Work to complete ▸ Write all of the entries again. Keep them exactly as they are.

Data to examine ▸
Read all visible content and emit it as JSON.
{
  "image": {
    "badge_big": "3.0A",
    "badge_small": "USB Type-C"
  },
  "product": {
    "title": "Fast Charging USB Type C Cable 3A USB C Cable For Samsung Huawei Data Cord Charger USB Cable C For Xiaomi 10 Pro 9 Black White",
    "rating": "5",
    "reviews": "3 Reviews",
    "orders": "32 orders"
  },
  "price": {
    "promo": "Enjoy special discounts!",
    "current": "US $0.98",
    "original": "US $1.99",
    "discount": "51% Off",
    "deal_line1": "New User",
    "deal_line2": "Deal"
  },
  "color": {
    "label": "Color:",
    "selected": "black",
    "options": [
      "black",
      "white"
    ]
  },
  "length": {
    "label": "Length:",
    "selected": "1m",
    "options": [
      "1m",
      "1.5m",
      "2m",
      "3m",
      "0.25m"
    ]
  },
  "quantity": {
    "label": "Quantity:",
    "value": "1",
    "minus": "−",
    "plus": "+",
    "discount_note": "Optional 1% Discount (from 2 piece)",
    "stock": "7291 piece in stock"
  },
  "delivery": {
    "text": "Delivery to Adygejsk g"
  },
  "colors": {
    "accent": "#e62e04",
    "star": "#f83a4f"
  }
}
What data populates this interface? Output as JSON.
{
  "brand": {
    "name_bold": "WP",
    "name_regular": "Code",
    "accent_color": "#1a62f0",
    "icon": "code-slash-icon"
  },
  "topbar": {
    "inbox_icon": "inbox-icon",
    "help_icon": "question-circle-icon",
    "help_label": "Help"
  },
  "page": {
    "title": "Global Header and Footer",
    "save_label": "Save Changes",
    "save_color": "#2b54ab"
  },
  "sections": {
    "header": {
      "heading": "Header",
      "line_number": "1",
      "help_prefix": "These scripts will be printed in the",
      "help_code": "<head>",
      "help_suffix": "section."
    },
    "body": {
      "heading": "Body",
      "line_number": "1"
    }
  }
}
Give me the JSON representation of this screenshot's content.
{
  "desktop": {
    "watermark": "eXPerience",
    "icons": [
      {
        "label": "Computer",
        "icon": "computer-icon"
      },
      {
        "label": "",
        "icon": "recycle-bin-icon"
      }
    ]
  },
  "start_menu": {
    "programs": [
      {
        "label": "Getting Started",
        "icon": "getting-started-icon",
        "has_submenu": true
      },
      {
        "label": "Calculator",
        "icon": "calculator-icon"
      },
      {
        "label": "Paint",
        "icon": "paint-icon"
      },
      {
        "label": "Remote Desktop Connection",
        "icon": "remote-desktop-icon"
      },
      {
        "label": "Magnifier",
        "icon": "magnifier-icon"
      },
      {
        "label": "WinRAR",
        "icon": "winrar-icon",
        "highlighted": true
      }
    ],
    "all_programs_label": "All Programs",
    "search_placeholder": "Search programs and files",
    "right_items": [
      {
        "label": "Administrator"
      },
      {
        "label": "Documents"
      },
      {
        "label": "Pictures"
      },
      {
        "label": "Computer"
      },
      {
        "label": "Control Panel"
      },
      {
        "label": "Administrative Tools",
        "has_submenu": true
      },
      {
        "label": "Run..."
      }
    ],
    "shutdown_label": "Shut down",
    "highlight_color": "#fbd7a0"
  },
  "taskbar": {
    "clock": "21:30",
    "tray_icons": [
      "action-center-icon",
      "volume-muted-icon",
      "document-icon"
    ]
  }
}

Exercise output ▸
Read all visible content and emit it as JSON.
{
  "image": {
    "badge_big": "3.0A",
    "badge_small": "USB Type-C"
  },
  "product": {
    "title": "Fast Charging USB Type C Cable 3A USB C Cable For Samsung Huawei Data Cord Charger USB Cable C For Xiaomi 10 Pro 9 Black White",
    "rating": "5",
    "reviews": "3 Reviews",
    "orders": "32 orders"
  },
  "price": {
    "promo": "Enjoy special discounts!",
    "current": "US $0.98",
    "original": "US $1.99",
    "discount": "51% Off",
    "deal_line1": "New User",
    "deal_line2": "Deal"
  },
  "color": {
    "label": "Color:",
    "selected": "black",
    "options": [
      "black",
      "white"
    ]
  },
  "length": {
    "label": "Length:",
    "selected": "1m",
    "options": [
      "1m",
      "1.5m",
      "2m",
      "3m",
      "0.25m"
    ]
  },
  "quantity": {
    "label": "Quantity:",
    "value": "1",
    "minus": "−",
    "plus": "+",
    "discount_note": "Optional 1% Discount (from 2 piece)",
    "stock": "7291 piece in stock"
  },
  "delivery": {
    "text": "Delivery to Adygejsk g"
  },
  "colors": {
    "accent": "#e62e04",
    "star": "#f83a4f"
  }
}
What data populates this interface? Output as JSON.
{
  "brand": {
    "name_bold": "WP",
    "name_regular": "Code",
    "accent_color": "#1a62f0",
    "icon": "code-slash-icon"
  },
  "topbar": {
    "inbox_icon": "inbox-icon",
    "help_icon": "question-circle-icon",
    "help_label": "Help"
  },
  "page": {
    "title": "Global Header and Footer",
    "save_label": "Save Changes",
    "save_color": "#2b54ab"
  },
  "sections": {
    "header": {
      "heading": "Header",
      "line_number": "1",
      "help_prefix": "These scripts will be printed in the",
      "help_code": "<head>",
      "help_suffix": "section."
    },
    "body": {
      "heading": "Body",
      "line_number": "1"
    }
  }
}
Give me the JSON representation of this screenshot's content.
{
  "desktop": {
    "watermark": "eXPerience",
    "icons": [
      {
        "label": "Computer",
        "icon": "computer-icon"
      },
      {
        "label": "",
        "icon": "recycle-bin-icon"
      }
    ]
  },
  "start_menu": {
    "programs": [
      {
        "label": "Getting Started",
        "icon": "getting-started-icon",
        "has_submenu": true
      },
      {
        "label": "Calculator",
        "icon": "calculator-icon"
      },
      {
        "label": "Paint",
        "icon": "paint-icon"
      },
      {
        "label": "Remote Desktop Connection",
        "icon": "remote-desktop-icon"
      },
      {
        "label": "Magnifier",
        "icon": "magnifier-icon"
      },
      {
        "label": "WinRAR",
        "icon": "winrar-icon",
        "highlighted": true
      }
    ],
    "all_programs_label": "All Programs",
    "search_placeholder": "Search programs and files",
    "right_items": [
      {
        "label": "Administrator"
      },
      {
        "label": "Documents"
      },
      {
        "label": "Pictures"
      },
      {
        "label": "Computer"
      },
      {
        "label": "Control Panel"
      },
      {
        "label": "Administrative Tools",
        "has_submenu": true
      },
      {
        "label": "Run..."
      }
    ],
    "shutdown_label": "Shut down",
    "highlight_color": "#fbd7a0"
  },
  "taskbar": {
    "clock": "21:30",
    "tray_icons": [
      "action-center-icon",
      "volume-muted-icon",
      "document-icon"
    ]
  }
}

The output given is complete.